The 21st century’s greatest taboo

George Monbiot is a polemical campaigner who always provides well-documented support for his regular pieces in the Guardian newspaper and his blogs. He has a penchant for colourful phrases that stick in the mind and his piece on 28 May referred to the unwillingness of the political establishment and the mainstream media to  discuss the simple mathematical truth that compounded economic growth dependent on finite resources cannot long be sustained. Economic growth means that the search for more of the ever-declining finite resources is accelerating the journey towards global economic, environmental and social collapse.  Monbiot’s essay refers to global economic growth for 2014 predicted at 3.1% and examines the likely consequences. His case provides support for the Saving Spaceship Earth workshop slides included on this CASE website.

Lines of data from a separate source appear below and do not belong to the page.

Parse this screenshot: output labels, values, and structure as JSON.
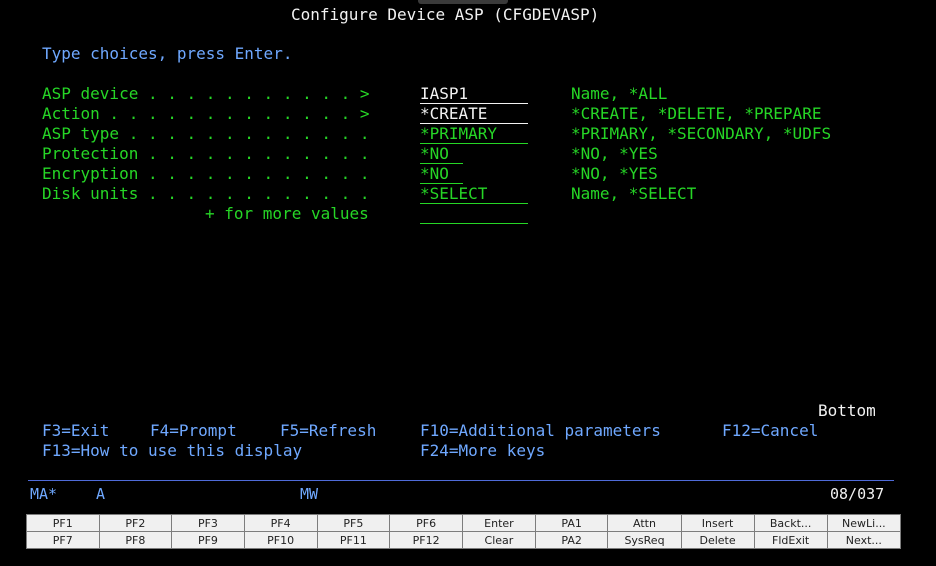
{
  "screen": {
    "title": "Configure Device ASP (CFGDEVASP)",
    "instruction": "Type choices, press Enter."
  },
  "params": [
    {
      "label": "ASP device . . . . . . . . . . . >",
      "value": "IASP1",
      "choices": "Name, *ALL"
    },
    {
      "label": "Action . . . . . . . . . . . . . >",
      "value": "*CREATE",
      "choices": "*CREATE, *DELETE, *PREPARE"
    },
    {
      "label": "ASP type . . . . . . . . . . . . .",
      "value": "*PRIMARY",
      "choices": "*PRIMARY, *SECONDARY, *UDFS"
    },
    {
      "label": "Protection . . . . . . . . . . . .",
      "value": "*NO",
      "choices": "*NO, *YES"
    },
    {
      "label": "Encryption . . . . . . . . . . . .",
      "value": "*NO",
      "choices": "*NO, *YES"
    },
    {
      "label": "Disk units . . . . . . . . . . . .",
      "value": "*SELECT",
      "choices": "Name, *SELECT"
    }
  ],
  "more_values": {
    "label": "+ for more values",
    "value": ""
  },
  "bottom_label": "Bottom",
  "fkeys": {
    "row1": [
      "F3=Exit",
      "F4=Prompt",
      "F5=Refresh",
      "F10=Additional parameters",
      "F12=Cancel"
    ],
    "row2": [
      "F13=How to use this display",
      "F24=More keys"
    ]
  },
  "status": {
    "ma": "MA*",
    "mode": "A",
    "mw": "MW",
    "cursor": "08/037"
  },
  "keypad": {
    "row1": [
      "PF1",
      "PF2",
      "PF3",
      "PF4",
      "PF5",
      "PF6",
      "Enter",
      "PA1",
      "Attn",
      "Insert",
      "Backt...",
      "NewLi..."
    ],
    "row2": [
      "PF7",
      "PF8",
      "PF9",
      "PF10",
      "PF11",
      "PF12",
      "Clear",
      "PA2",
      "SysReq",
      "Delete",
      "FldExit",
      "Next..."
    ]
  }
}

The Encyclopaedia of Earth

About the EoE

The Encyclopedia of Earth (EoE) is an open source electronic reference about the Earth, its natural environments, and their interaction with society. The EoE is a free, expert-reviewed collection of content contributed  by scholars, professionals, educators, practitioners and other experts who collaborate and review each other’s work. The content is presented in a style intended to be useful to students, educators, scholars, professionals, as well as to the general public. An edited example – Ecological Footprint – is provided in Document Summary No. 5 on this CASE website.

Building a second biosphere

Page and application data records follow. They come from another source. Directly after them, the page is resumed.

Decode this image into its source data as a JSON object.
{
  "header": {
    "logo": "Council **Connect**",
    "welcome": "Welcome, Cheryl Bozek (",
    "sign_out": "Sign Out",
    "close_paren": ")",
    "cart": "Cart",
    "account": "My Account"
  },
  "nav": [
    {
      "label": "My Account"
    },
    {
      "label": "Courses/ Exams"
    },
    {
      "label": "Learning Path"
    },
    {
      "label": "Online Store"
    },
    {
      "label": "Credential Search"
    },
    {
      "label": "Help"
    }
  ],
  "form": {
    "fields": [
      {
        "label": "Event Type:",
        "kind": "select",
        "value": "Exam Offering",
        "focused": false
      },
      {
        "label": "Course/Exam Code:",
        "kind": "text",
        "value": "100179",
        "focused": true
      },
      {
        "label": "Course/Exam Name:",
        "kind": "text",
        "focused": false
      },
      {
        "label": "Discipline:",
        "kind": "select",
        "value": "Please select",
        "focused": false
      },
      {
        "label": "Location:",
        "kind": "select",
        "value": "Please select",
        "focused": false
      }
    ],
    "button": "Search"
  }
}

In the early 1990s a large-scale and very expensive experiment was conducted in Arizona call Biosphere 2 in which scientists attempted to create, under giant sealed greenhouses, a biosphere that replicated the self-regulating life support systems of Planet Earth. It was completely sealed from the earth’s natural support systems and was lived in for two years by eight researchers to see if humans might in the future be able to design such a biosphere for self-sufficient living that might allow escape from our evolved planetary biosphere. In this TED talk, Jane Poynter, one of the eight inhabitants of Biosphere 2 tells of her experiences and what the experiment discovered. here (for both the video and the transcripts in a number of different languages). The story and controversies of the experiment are detailed in Wikipedia here.

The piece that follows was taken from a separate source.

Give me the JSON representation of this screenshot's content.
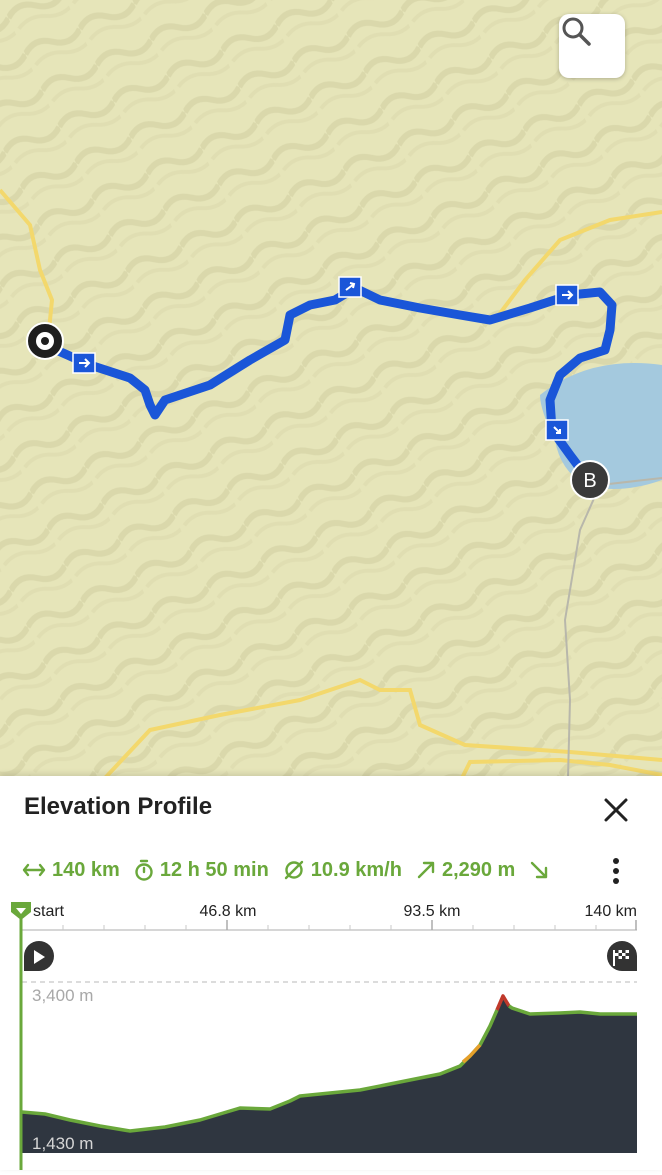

Transforming our cultures to fit our new Spaceship Earth reality

There are many serious attempts by individuals and groups to take action, whether personal or communal, on behalf of sustaining Spaceship Earth, as is the case with our CASE initiative whose blog  offers links to many of them.  The long-established Context Institute is one of these driven by Robert Gilman a former astrophysicist’s passion for community action . Here is an extract from its website:

Context Institute is an independent non-profit organization, founded in 1979 by Robert and Diane Gilman, devoted to helping all of us create the best possible 21st century we can — for each of us, for our communities, and for all of life. We are one of a handful of organizations that have focused on sustainability as a central theme for more than 30 years, and we are internationally recognized as an authority in this area.

 Robert Gilman has recently posted a clearly presented, free-online,  video presentation entitled “What time is it?” that provide a splendid historical context for how we need to shift our cultures from what he calls the ‘Empire Era’ to  the emerging ‘Planetary Era’  –

Each of the five videos lasts between 16 and 23 minutes and all are particularly relevant to the ‘big picture’ thinking that is needed about Spaceship Earth and its prospects. Slides used in the presentation can be downloaded to be used in one’s own teaching. Gilman is still positive about the prospects for a sustainable future:  “The reasons our society deals so poorly with the issues we are facing today are a matter of changeable culture more than fixed human nature. The key to understanding the core challenge of our times is to realize that we have inherited most of our institutions, values and concepts from a very different time in history. However well they worked when they were created, they no longer fit today’s contexts: population, technology, economic and environmental . They aren’t working to solve today’s problems because they weren’t developed in or for today’s context. Transforming our cultures to fit our new reality is the core challenge of our times.